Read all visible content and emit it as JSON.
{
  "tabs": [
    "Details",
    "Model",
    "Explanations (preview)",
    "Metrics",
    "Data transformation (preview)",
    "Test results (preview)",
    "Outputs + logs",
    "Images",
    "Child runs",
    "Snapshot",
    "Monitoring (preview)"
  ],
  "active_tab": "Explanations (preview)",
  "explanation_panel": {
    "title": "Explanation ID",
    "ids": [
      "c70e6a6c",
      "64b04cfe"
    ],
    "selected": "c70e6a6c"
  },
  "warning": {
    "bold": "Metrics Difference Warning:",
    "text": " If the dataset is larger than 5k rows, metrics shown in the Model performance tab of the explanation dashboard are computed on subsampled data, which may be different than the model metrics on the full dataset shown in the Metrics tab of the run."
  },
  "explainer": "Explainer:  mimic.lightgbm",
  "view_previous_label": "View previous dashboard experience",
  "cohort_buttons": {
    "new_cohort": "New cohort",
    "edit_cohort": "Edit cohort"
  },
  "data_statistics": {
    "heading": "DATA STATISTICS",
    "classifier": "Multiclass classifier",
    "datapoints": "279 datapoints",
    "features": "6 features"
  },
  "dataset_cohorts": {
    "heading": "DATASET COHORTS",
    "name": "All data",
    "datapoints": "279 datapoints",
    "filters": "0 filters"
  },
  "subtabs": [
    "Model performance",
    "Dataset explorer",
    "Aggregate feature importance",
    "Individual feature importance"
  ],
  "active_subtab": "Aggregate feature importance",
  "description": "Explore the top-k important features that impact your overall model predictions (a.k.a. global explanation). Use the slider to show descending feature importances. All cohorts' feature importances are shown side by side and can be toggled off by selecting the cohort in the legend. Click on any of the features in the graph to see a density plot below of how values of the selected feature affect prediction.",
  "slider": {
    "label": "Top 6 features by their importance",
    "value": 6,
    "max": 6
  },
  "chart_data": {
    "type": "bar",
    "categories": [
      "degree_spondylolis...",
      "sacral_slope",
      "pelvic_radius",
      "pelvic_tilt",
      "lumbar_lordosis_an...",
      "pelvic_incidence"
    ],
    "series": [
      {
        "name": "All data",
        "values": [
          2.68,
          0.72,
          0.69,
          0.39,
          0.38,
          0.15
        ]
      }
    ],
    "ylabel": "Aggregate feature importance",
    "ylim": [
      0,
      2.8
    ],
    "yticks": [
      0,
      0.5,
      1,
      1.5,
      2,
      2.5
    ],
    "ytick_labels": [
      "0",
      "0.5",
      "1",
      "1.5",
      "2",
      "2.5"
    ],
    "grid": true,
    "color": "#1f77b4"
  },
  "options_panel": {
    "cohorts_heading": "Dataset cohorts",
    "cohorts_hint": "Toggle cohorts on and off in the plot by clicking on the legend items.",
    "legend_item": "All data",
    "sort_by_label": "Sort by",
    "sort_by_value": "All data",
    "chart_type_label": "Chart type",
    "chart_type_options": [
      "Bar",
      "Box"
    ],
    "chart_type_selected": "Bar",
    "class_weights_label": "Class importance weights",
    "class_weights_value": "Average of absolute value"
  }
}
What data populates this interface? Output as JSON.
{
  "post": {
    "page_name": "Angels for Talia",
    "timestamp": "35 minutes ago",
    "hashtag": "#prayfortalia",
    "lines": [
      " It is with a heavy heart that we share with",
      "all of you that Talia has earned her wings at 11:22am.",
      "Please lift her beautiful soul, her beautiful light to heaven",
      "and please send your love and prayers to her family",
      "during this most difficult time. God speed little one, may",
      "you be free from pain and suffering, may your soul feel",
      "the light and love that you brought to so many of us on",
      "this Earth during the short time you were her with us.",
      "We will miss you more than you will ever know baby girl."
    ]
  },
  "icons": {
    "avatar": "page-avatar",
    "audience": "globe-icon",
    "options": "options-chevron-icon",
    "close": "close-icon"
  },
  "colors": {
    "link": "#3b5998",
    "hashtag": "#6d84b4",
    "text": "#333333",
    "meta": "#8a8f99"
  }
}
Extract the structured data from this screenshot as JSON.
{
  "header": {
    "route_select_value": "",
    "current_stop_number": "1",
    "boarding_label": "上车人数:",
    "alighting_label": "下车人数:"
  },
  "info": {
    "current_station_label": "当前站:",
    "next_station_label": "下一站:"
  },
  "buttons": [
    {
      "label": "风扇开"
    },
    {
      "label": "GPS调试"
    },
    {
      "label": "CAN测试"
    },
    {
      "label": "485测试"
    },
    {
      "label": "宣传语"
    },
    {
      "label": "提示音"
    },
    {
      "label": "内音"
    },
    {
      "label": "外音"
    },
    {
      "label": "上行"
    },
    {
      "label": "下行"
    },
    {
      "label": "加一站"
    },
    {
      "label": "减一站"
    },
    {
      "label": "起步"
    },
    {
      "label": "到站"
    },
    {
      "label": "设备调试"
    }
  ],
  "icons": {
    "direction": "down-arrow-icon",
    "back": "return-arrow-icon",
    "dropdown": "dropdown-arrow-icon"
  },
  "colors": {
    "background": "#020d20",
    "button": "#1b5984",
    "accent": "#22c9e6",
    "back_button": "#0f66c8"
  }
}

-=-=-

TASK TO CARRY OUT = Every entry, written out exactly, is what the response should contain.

SOLUTION TO THIS EXERCISE =
Read all visible content and emit it as JSON.
{
  "tabs": [
    "Details",
    "Model",
    "Explanations (preview)",
    "Metrics",
    "Data transformation (preview)",
    "Test results (preview)",
    "Outputs + logs",
    "Images",
    "Child runs",
    "Snapshot",
    "Monitoring (preview)"
  ],
  "active_tab": "Explanations (preview)",
  "explanation_panel": {
    "title": "Explanation ID",
    "ids": [
      "c70e6a6c",
      "64b04cfe"
    ],
    "selected": "c70e6a6c"
  },
  "warning": {
    "bold": "Metrics Difference Warning:",
    "text": " If the dataset is larger than 5k rows, metrics shown in the Model performance tab of the explanation dashboard are computed on subsampled data, which may be different than the model metrics on the full dataset shown in the Metrics tab of the run."
  },
  "explainer": "Explainer:  mimic.lightgbm",
  "view_previous_label": "View previous dashboard experience",
  "cohort_buttons": {
    "new_cohort": "New cohort",
    "edit_cohort": "Edit cohort"
  },
  "data_statistics": {
    "heading": "DATA STATISTICS",
    "classifier": "Multiclass classifier",
    "datapoints": "279 datapoints",
    "features": "6 features"
  },
  "dataset_cohorts": {
    "heading": "DATASET COHORTS",
    "name": "All data",
    "datapoints": "279 datapoints",
    "filters": "0 filters"
  },
  "subtabs": [
    "Model performance",
    "Dataset explorer",
    "Aggregate feature importance",
    "Individual feature importance"
  ],
  "active_subtab": "Aggregate feature importance",
  "description": "Explore the top-k important features that impact your overall model predictions (a.k.a. global explanation). Use the slider to show descending feature importances. All cohorts' feature importances are shown side by side and can be toggled off by selecting the cohort in the legend. Click on any of the features in the graph to see a density plot below of how values of the selected feature affect prediction.",
  "slider": {
    "label": "Top 6 features by their importance",
    "value": 6,
    "max": 6
  },
  "chart_data": {
    "type": "bar",
    "categories": [
      "degree_spondylolis...",
      "sacral_slope",
      "pelvic_radius",
      "pelvic_tilt",
      "lumbar_lordosis_an...",
      "pelvic_incidence"
    ],
    "series": [
      {
        "name": "All data",
        "values": [
          2.68,
          0.72,
          0.69,
          0.39,
          0.38,
          0.15
        ]
      }
    ],
    "ylabel": "Aggregate feature importance",
    "ylim": [
      0,
      2.8
    ],
    "yticks": [
      0,
      0.5,
      1,
      1.5,
      2,
      2.5
    ],
    "ytick_labels": [
      "0",
      "0.5",
      "1",
      "1.5",
      "2",
      "2.5"
    ],
    "grid": true,
    "color": "#1f77b4"
  },
  "options_panel": {
    "cohorts_heading": "Dataset cohorts",
    "cohorts_hint": "Toggle cohorts on and off in the plot by clicking on the legend items.",
    "legend_item": "All data",
    "sort_by_label": "Sort by",
    "sort_by_value": "All data",
    "chart_type_label": "Chart type",
    "chart_type_options": [
      "Bar",
      "Box"
    ],
    "chart_type_selected": "Bar",
    "class_weights_label": "Class importance weights",
    "class_weights_value": "Average of absolute value"
  }
}
What data populates this interface? Output as JSON.
{
  "post": {
    "page_name": "Angels for Talia",
    "timestamp": "35 minutes ago",
    "hashtag": "#prayfortalia",
    "lines": [
      " It is with a heavy heart that we share with",
      "all of you that Talia has earned her wings at 11:22am.",
      "Please lift her beautiful soul, her beautiful light to heaven",
      "and please send your love and prayers to her family",
      "during this most difficult time. God speed little one, may",
      "you be free from pain and suffering, may your soul feel",
      "the light and love that you brought to so many of us on",
      "this Earth during the short time you were her with us.",
      "We will miss you more than you will ever know baby girl."
    ]
  },
  "icons": {
    "avatar": "page-avatar",
    "audience": "globe-icon",
    "options": "options-chevron-icon",
    "close": "close-icon"
  },
  "colors": {
    "link": "#3b5998",
    "hashtag": "#6d84b4",
    "text": "#333333",
    "meta": "#8a8f99"
  }
}
Extract the structured data from this screenshot as JSON.
{
  "header": {
    "route_select_value": "",
    "current_stop_number": "1",
    "boarding_label": "上车人数:",
    "alighting_label": "下车人数:"
  },
  "info": {
    "current_station_label": "当前站:",
    "next_station_label": "下一站:"
  },
  "buttons": [
    {
      "label": "风扇开"
    },
    {
      "label": "GPS调试"
    },
    {
      "label": "CAN测试"
    },
    {
      "label": "485测试"
    },
    {
      "label": "宣传语"
    },
    {
      "label": "提示音"
    },
    {
      "label": "内音"
    },
    {
      "label": "外音"
    },
    {
      "label": "上行"
    },
    {
      "label": "下行"
    },
    {
      "label": "加一站"
    },
    {
      "label": "减一站"
    },
    {
      "label": "起步"
    },
    {
      "label": "到站"
    },
    {
      "label": "设备调试"
    }
  ],
  "icons": {
    "direction": "down-arrow-icon",
    "back": "return-arrow-icon",
    "dropdown": "dropdown-arrow-icon"
  },
  "colors": {
    "background": "#020d20",
    "button": "#1b5984",
    "accent": "#22c9e6",
    "back_button": "#0f66c8"
  }
}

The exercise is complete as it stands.